Two more soldiers killed in Afghanistan

Click to follow
The Independent Online

Two British soldiers have been killed in southern Afghanistan, the Ministry of Defence said today.











Another six members of Nato forces were wounded in the attack in Helmand Province yesterday involving an improvised explosive device (IED).



News of the British fatalities came as American forces launched a massive pre-dawn operation in Taliban-controlled areas of Helmand.



One of the dead soldiers was serving with the 1st Battalion Welsh Guards, the other was a member of the 2nd Royal Tank Regiment.



A Ministry of Defence spokesman said the soldiers were killed while on Operation Panthers Claw near Lashkar Gah in central Helmand province.



Spokesman for Task Force Helmand, Lieutenant Colonel Nick Richardson, said: "The loss of these brave soldiers has hit us all very deeply; we grieve for them at this very sad time.



"Our thoughts and prayers are with their families, friends and colleagues who feel the greatest loss."



The MoD said the soldiers' next of kin had been informed and had asked for a 24 hour period of grace before further details were released.









Commenting on the casualties, Brigadier-General Eric Tremblay, spokesman for Nato's International Security Assistance Force (Isaf) in Afghanistan, said: "I wish to convey our most sincere sympathies to the family members and friends of these brave soldiers.

"Our thoughts and prayers are with them in this most difficult time.



"Isaf's efforts are dangerous and difficult but we are committed to helping build a safe and prosperous Afghanistan and we will succeed in this endeavour."



The deaths took the number of UK servicemen and women who have died in Afghanistan since the start of operations in October 2001 to 171.



Today's US operation in Helmand involved nearly 4,000 newly-arrived US Marines and 650 Afghan troops.



The operation - named Khanjar, or Strike of the Sword - is aimed at clearing insurgents from the region ahead of Afghanistan's presidential election in August.
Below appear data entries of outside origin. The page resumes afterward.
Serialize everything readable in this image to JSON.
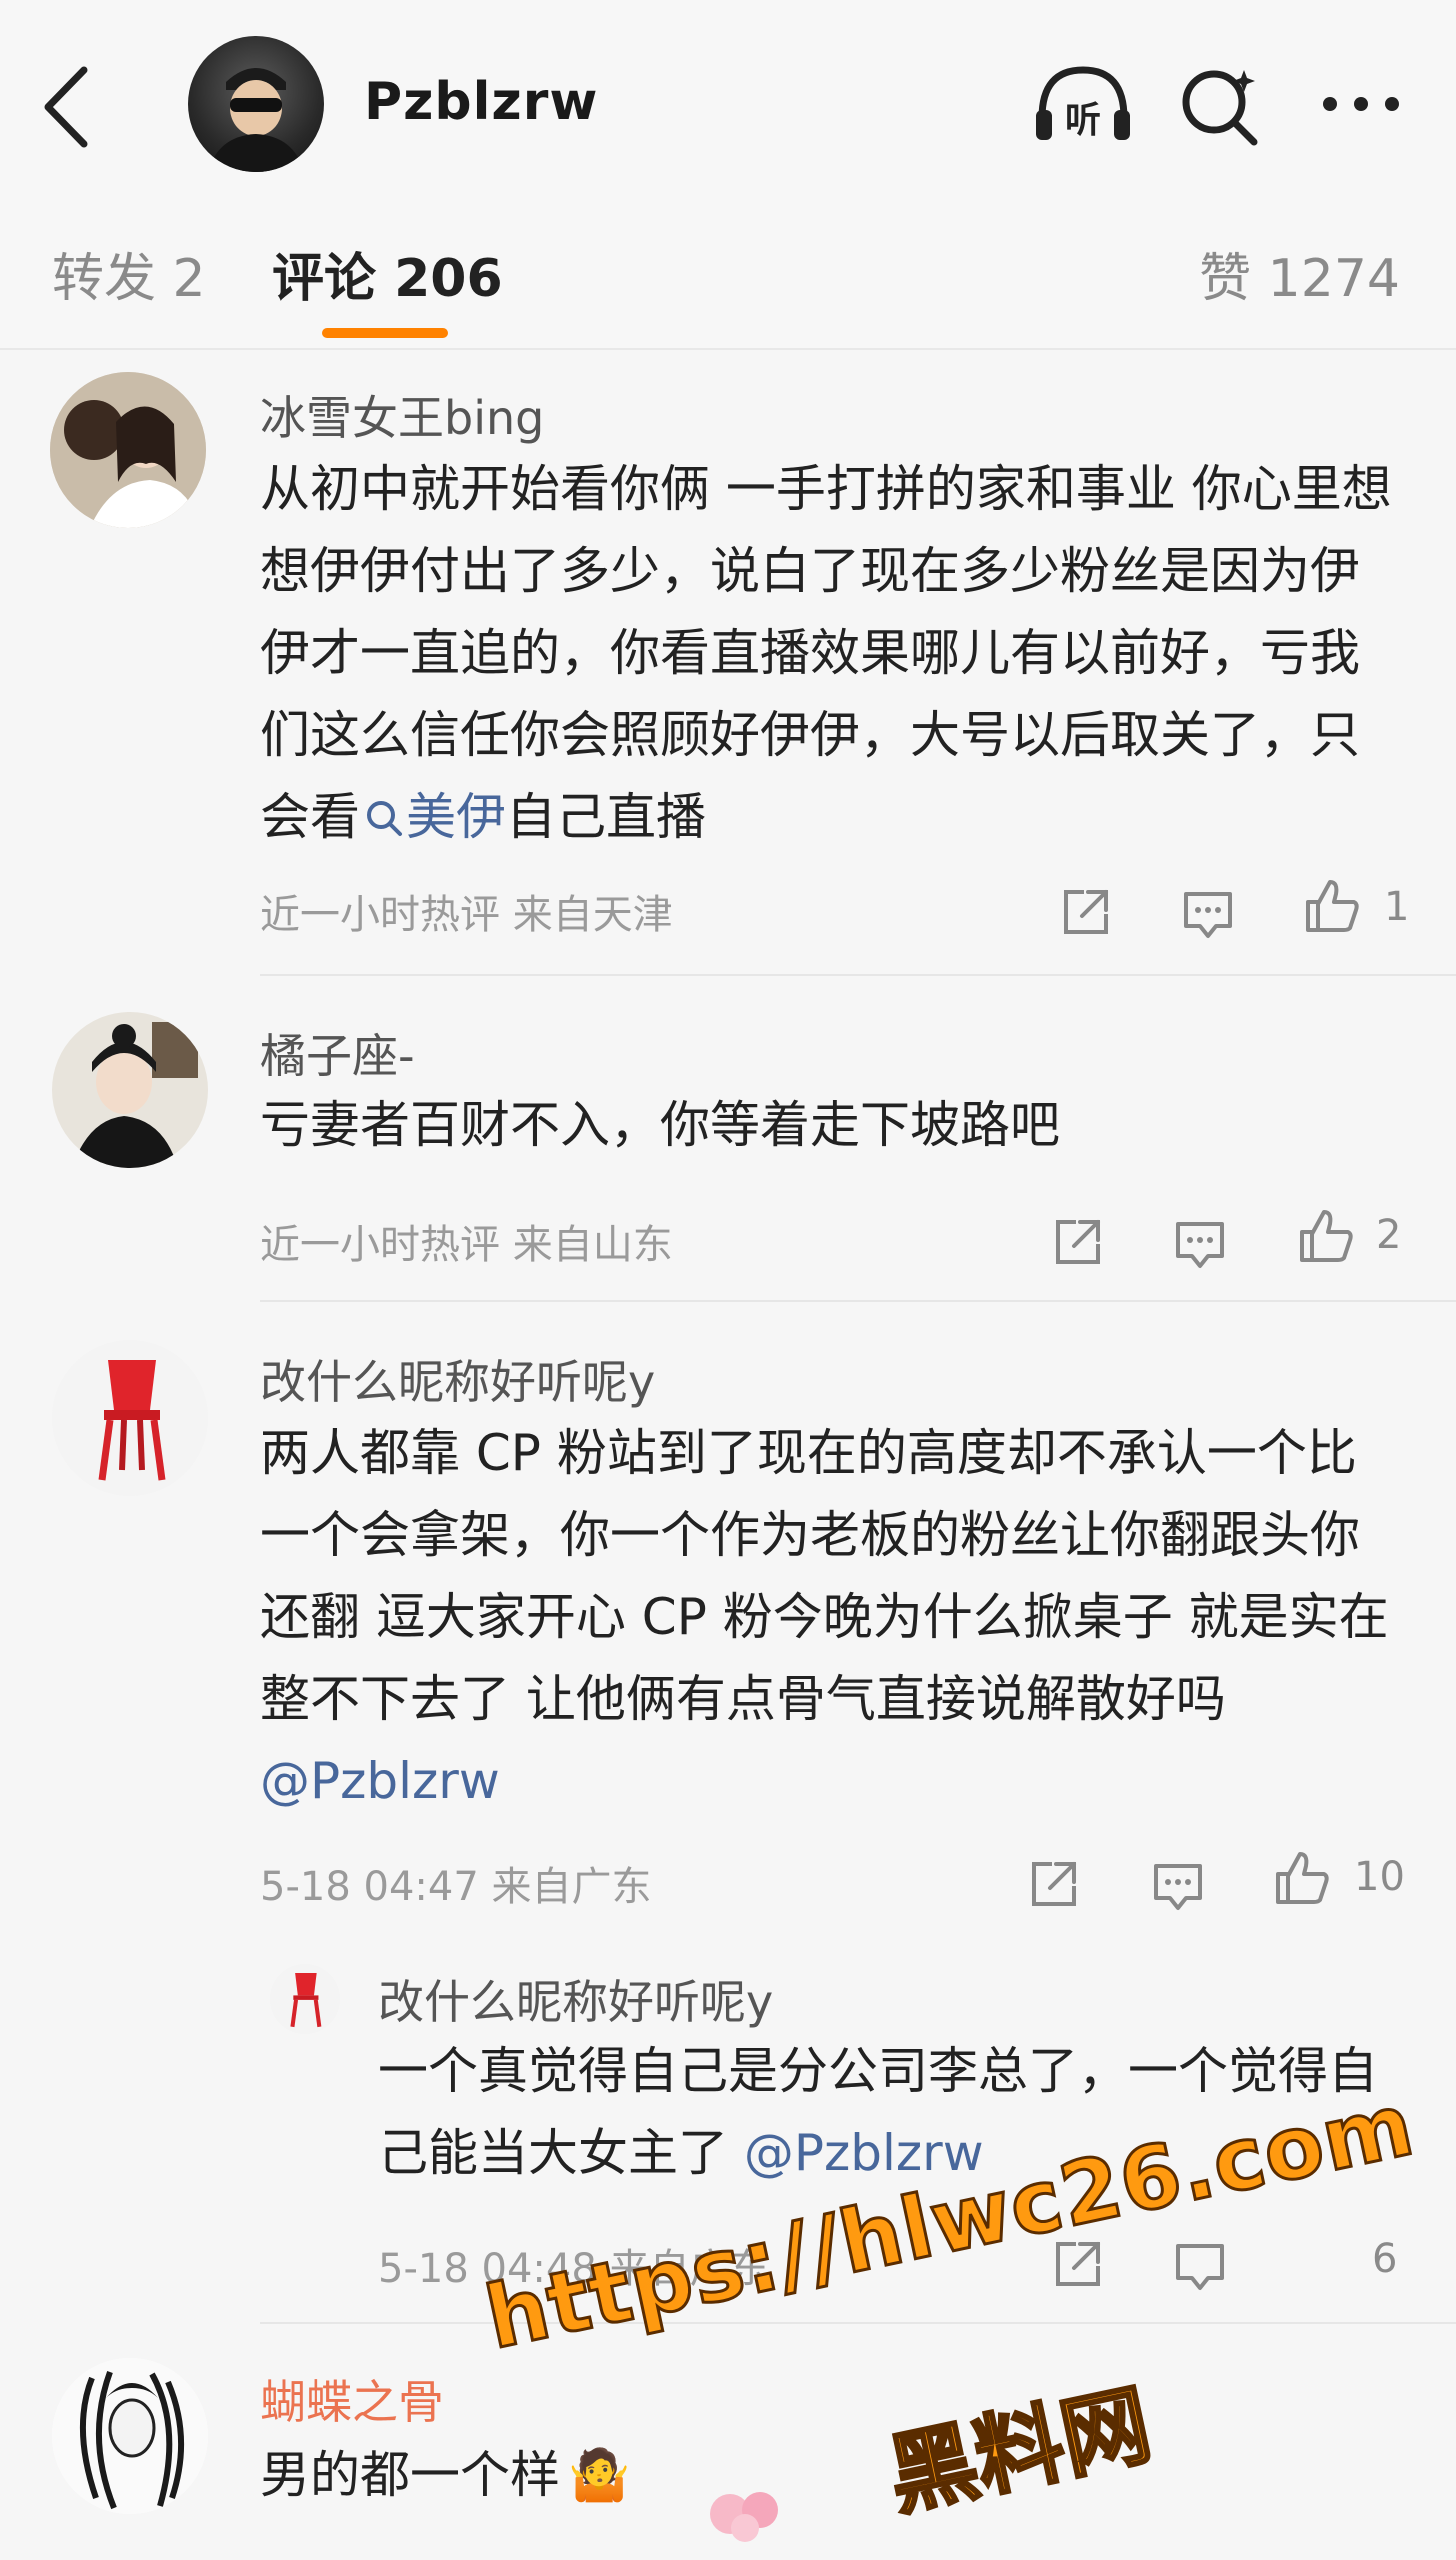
{
  "header": {
    "back_icon": "chevron-left-icon",
    "username": "Pzblzrw",
    "listen_label": "听",
    "search_icon": "search-sparkle-icon",
    "more_icon": "more-dots-icon"
  },
  "tabs": {
    "repost": "转发 2",
    "comment": "评论 206",
    "like": "赞 1274",
    "accent": "#ff8200"
  },
  "comments": [
    {
      "name": "冰雪女王bing",
      "text_before_link": "从初中就开始看你俩 一手打拼的家和事业 你心里想想伊伊付出了多少，说白了现在多少粉丝是因为伊伊才一直追的，你看直播效果哪儿有以前好，亏我们这么信任你会照顾好伊伊，大号以后取关了，只会看",
      "link_text": "美伊",
      "text_after_link": "自己直播",
      "meta": "近一小时热评  来自天津",
      "likes": "1"
    },
    {
      "name": "橘子座-",
      "text": "亏妻者百财不入，你等着走下坡路吧",
      "meta": "近一小时热评  来自山东",
      "likes": "2"
    },
    {
      "name": "改什么昵称好听呢y",
      "text_before_link": "两人都靠 CP 粉站到了现在的高度却不承认一个比一个会拿架，你一个作为老板的粉丝让你翻跟头你还翻 逗大家开心 CP 粉今晚为什么掀桌子 就是实在整不下去了 让他俩有点骨气直接说解散好吗",
      "link_text": "@Pzblzrw",
      "meta": "5-18 04:47  来自广东",
      "likes": "10",
      "reply": {
        "name": "改什么昵称好听呢y",
        "text_before_link": "一个真觉得自己是分公司李总了，一个觉得自己能当大女主了",
        "link_text": "@Pzblzrw",
        "meta": "5-18 04:48  来自广东",
        "likes": "6"
      }
    },
    {
      "name": "蝴蝶之骨",
      "text": "男的都一个样",
      "emoji": "🤷",
      "name_color": "#eb7350"
    }
  ],
  "watermark": {
    "url": "https://hlwc26.com",
    "name": "黑料网"
  },
  "colors": {
    "link": "#48679b",
    "meta": "#9a9a9a"
  }
}
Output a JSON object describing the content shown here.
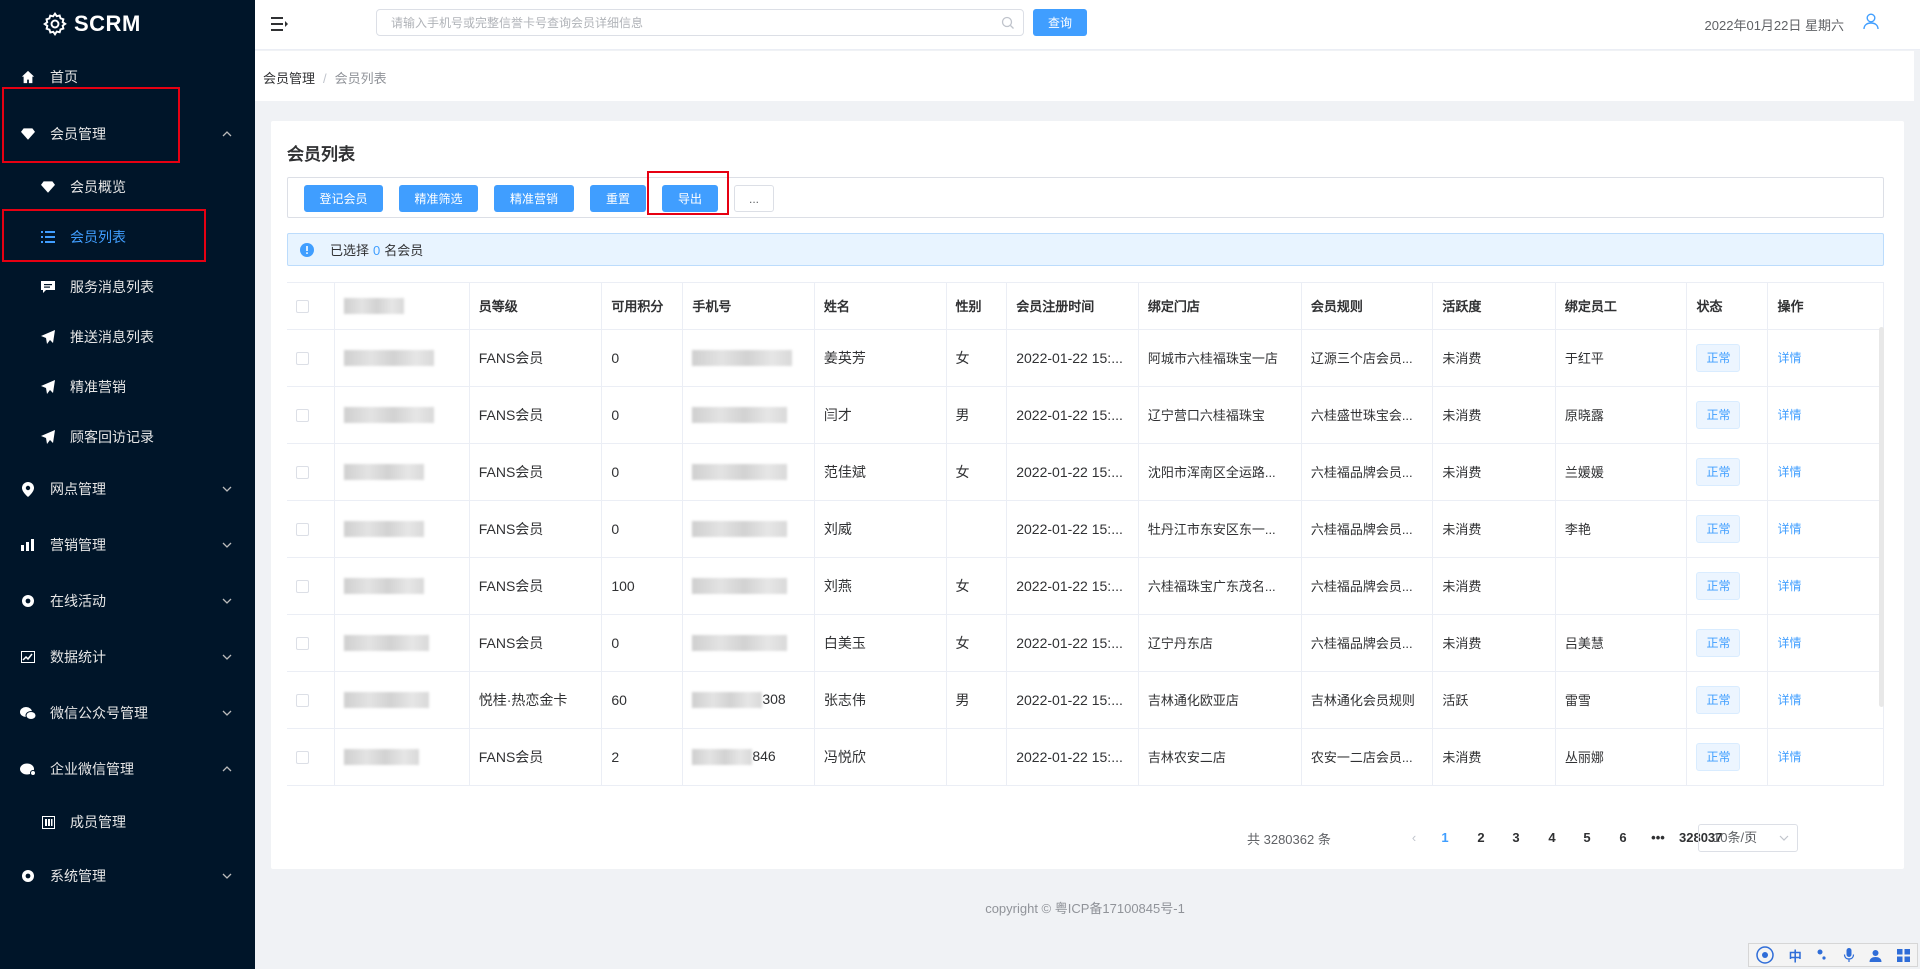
{
  "app": {
    "name": "SCRM"
  },
  "sidebar": {
    "items": [
      {
        "label": "首页"
      },
      {
        "label": "会员管理"
      },
      {
        "label": "会员概览"
      },
      {
        "label": "会员列表"
      },
      {
        "label": "服务消息列表"
      },
      {
        "label": "推送消息列表"
      },
      {
        "label": "精准营销"
      },
      {
        "label": "顾客回访记录"
      },
      {
        "label": "网点管理"
      },
      {
        "label": "营销管理"
      },
      {
        "label": "在线活动"
      },
      {
        "label": "数据统计"
      },
      {
        "label": "微信公众号管理"
      },
      {
        "label": "企业微信管理"
      },
      {
        "label": "成员管理"
      },
      {
        "label": "系统管理"
      }
    ]
  },
  "header": {
    "search_placeholder": "请输入手机号或完整信誉卡号查询会员详细信息",
    "query_button": "查询",
    "date": "2022年01月22日 星期六"
  },
  "breadcrumb": {
    "level1": "会员管理",
    "separator": "/",
    "level2": "会员列表"
  },
  "card": {
    "title": "会员列表",
    "toolbar": {
      "register": "登记会员",
      "filter": "精准筛选",
      "marketing": "精准营销",
      "reset": "重置",
      "export": "导出",
      "more": "..."
    },
    "selection": {
      "prefix": "已选择",
      "count": "0",
      "suffix": "名会员"
    }
  },
  "table": {
    "columns": [
      "",
      "",
      "员等级",
      "可用积分",
      "手机号",
      "姓名",
      "性别",
      "会员注册时间",
      "绑定门店",
      "会员规则",
      "活跃度",
      "绑定员工",
      "状态",
      "操作"
    ],
    "rows": [
      {
        "level": "FANS会员",
        "points": "0",
        "phone_suffix": "",
        "name": "姜英芳",
        "gender": "女",
        "reg_time": "2022-01-22 15:...",
        "store": "阿城市六桂福珠宝一店",
        "rule": "辽源三个店会员...",
        "activity": "未消费",
        "staff": "于红平",
        "status": "正常",
        "action": "详情"
      },
      {
        "level": "FANS会员",
        "points": "0",
        "phone_suffix": "",
        "name": "闫才",
        "gender": "男",
        "reg_time": "2022-01-22 15:...",
        "store": "辽宁营口六桂福珠宝",
        "rule": "六桂盛世珠宝会...",
        "activity": "未消费",
        "staff": "原晓露",
        "status": "正常",
        "action": "详情"
      },
      {
        "level": "FANS会员",
        "points": "0",
        "phone_suffix": "",
        "name": "范佳斌",
        "gender": "女",
        "reg_time": "2022-01-22 15:...",
        "store": "沈阳市浑南区全运路...",
        "rule": "六桂福品牌会员...",
        "activity": "未消费",
        "staff": "兰媛媛",
        "status": "正常",
        "action": "详情"
      },
      {
        "level": "FANS会员",
        "points": "0",
        "phone_suffix": "",
        "name": "刘威",
        "gender": "",
        "reg_time": "2022-01-22 15:...",
        "store": "牡丹江市东安区东一...",
        "rule": "六桂福品牌会员...",
        "activity": "未消费",
        "staff": "李艳",
        "status": "正常",
        "action": "详情"
      },
      {
        "level": "FANS会员",
        "points": "100",
        "phone_suffix": "",
        "name": "刘燕",
        "gender": "女",
        "reg_time": "2022-01-22 15:...",
        "store": "六桂福珠宝广东茂名...",
        "rule": "六桂福品牌会员...",
        "activity": "未消费",
        "staff": "",
        "status": "正常",
        "action": "详情"
      },
      {
        "level": "FANS会员",
        "points": "0",
        "phone_suffix": "",
        "name": "白美玉",
        "gender": "女",
        "reg_time": "2022-01-22 15:...",
        "store": "辽宁丹东店",
        "rule": "六桂福品牌会员...",
        "activity": "未消费",
        "staff": "吕美慧",
        "status": "正常",
        "action": "详情"
      },
      {
        "level": "悦桂·热恋金卡",
        "points": "60",
        "phone_suffix": "308",
        "name": "张志伟",
        "gender": "男",
        "reg_time": "2022-01-22 15:...",
        "store": "吉林通化欧亚店",
        "rule": "吉林通化会员规则",
        "activity": "活跃",
        "staff": "雷雪",
        "status": "正常",
        "action": "详情"
      },
      {
        "level": "FANS会员",
        "points": "2",
        "phone_suffix": "846",
        "name": "冯悦欣",
        "gender": "",
        "reg_time": "2022-01-22 15:...",
        "store": "吉林农安二店",
        "rule": "农安一二店会员...",
        "activity": "未消费",
        "staff": "丛丽娜",
        "status": "正常",
        "action": "详情"
      }
    ]
  },
  "pagination": {
    "total": "共 3280362 条",
    "pages": [
      "1",
      "2",
      "3",
      "4",
      "5",
      "6",
      "•••",
      "328037"
    ],
    "current": "1",
    "page_size": "10条/页"
  },
  "footer": {
    "copyright": "copyright © 粤ICP备17100845号-1"
  },
  "ime": {
    "mode": "中"
  },
  "colors": {
    "sidebar_bg": "#001529",
    "primary": "#409eff",
    "highlight_box": "#e60012"
  }
}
It follows the British assault, Operation Panthers Claw, launched to drive the Taliban out of strongholds in and around Babaji, north of Lashkar Gah in Helmand.



Some 350 troops from the Black Watch, 3rd Battalion The Royal Regiment of Scotland, launched the attack on June 19 in one of the UK military's biggest co-ordinated air operations of modern times.



The bulk of the 9,000 British servicemen and women in Afghanistan - including around 700 personnel sent out to provide extra security in the run-up to the election - are stationed in Helmand.



Limited numbers of American forces have been operating in Helmand for some time, including around the town of Now Zad.



But in recent months they have been bolstered by around 10,000 extra troops as part of US President Barack Obama's military surge in Afghanistan.



Senior British officers acknowledge UK forces are stretched in Helmand but say they are not being "bailed out" by the Americans.



They point out that the new US troops have moved into remoter parts of Helmand, while the British retain responsibility for the more densely-populated central and eastern areas.

Comments